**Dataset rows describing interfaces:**
↓

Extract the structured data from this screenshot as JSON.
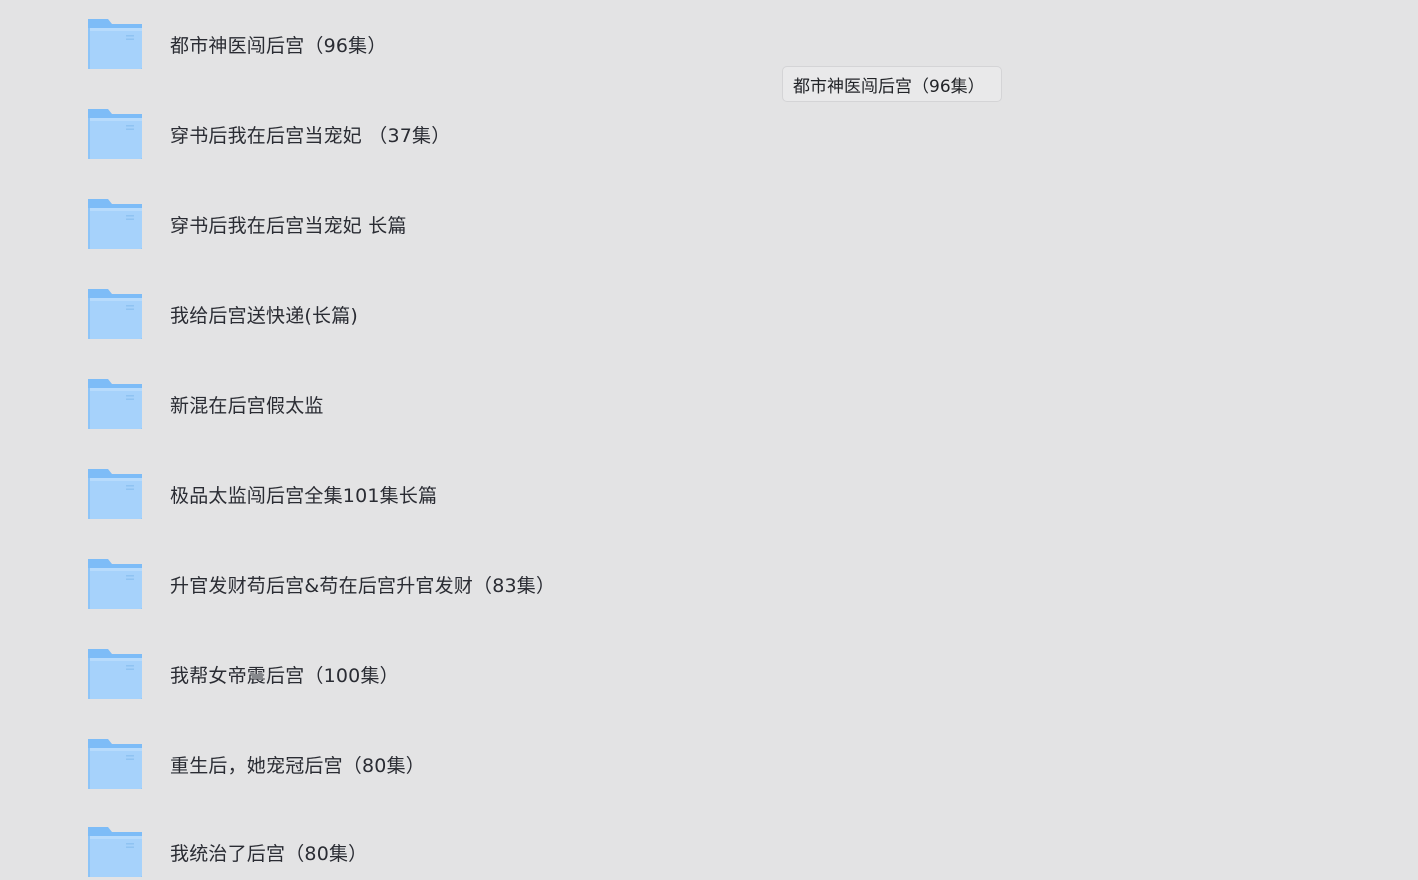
{
  "folders": [
    {
      "name": "都市神医闯后宫（96集）",
      "icon": "folder-icon"
    },
    {
      "name": "穿书后我在后宫当宠妃 （37集）",
      "icon": "folder-icon"
    },
    {
      "name": "穿书后我在后宫当宠妃 长篇",
      "icon": "folder-icon"
    },
    {
      "name": "我给后宫送快递(长篇)",
      "icon": "folder-icon"
    },
    {
      "name": "新混在后宫假太监",
      "icon": "folder-icon"
    },
    {
      "name": "极品太监闯后宫全集101集长篇",
      "icon": "folder-icon"
    },
    {
      "name": "升官发财苟后宫&苟在后宫升官发财（83集）",
      "icon": "folder-icon"
    },
    {
      "name": "我帮女帝震后宫（100集）",
      "icon": "folder-icon"
    },
    {
      "name": "重生后，她宠冠后宫（80集）",
      "icon": "folder-icon"
    },
    {
      "name": "我统治了后宫（80集）",
      "icon": "folder-icon"
    }
  ],
  "tooltip": {
    "text": "都市神医闯后宫（96集）"
  },
  "colors": {
    "background": "#e3e3e4",
    "folder_back": "#7dbcf7",
    "folder_front": "#a6d2fb",
    "text": "#2a2c33"
  }
}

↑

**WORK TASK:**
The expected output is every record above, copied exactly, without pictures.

**TASK OUTPUT:**
Extract the structured data from this screenshot as JSON.
{
  "folders": [
    {
      "name": "都市神医闯后宫（96集）",
      "icon": "folder-icon"
    },
    {
      "name": "穿书后我在后宫当宠妃 （37集）",
      "icon": "folder-icon"
    },
    {
      "name": "穿书后我在后宫当宠妃 长篇",
      "icon": "folder-icon"
    },
    {
      "name": "我给后宫送快递(长篇)",
      "icon": "folder-icon"
    },
    {
      "name": "新混在后宫假太监",
      "icon": "folder-icon"
    },
    {
      "name": "极品太监闯后宫全集101集长篇",
      "icon": "folder-icon"
    },
    {
      "name": "升官发财苟后宫&苟在后宫升官发财（83集）",
      "icon": "folder-icon"
    },
    {
      "name": "我帮女帝震后宫（100集）",
      "icon": "folder-icon"
    },
    {
      "name": "重生后，她宠冠后宫（80集）",
      "icon": "folder-icon"
    },
    {
      "name": "我统治了后宫（80集）",
      "icon": "folder-icon"
    }
  ],
  "tooltip": {
    "text": "都市神医闯后宫（96集）"
  },
  "colors": {
    "background": "#e3e3e4",
    "folder_back": "#7dbcf7",
    "folder_front": "#a6d2fb",
    "text": "#2a2c33"
  }
}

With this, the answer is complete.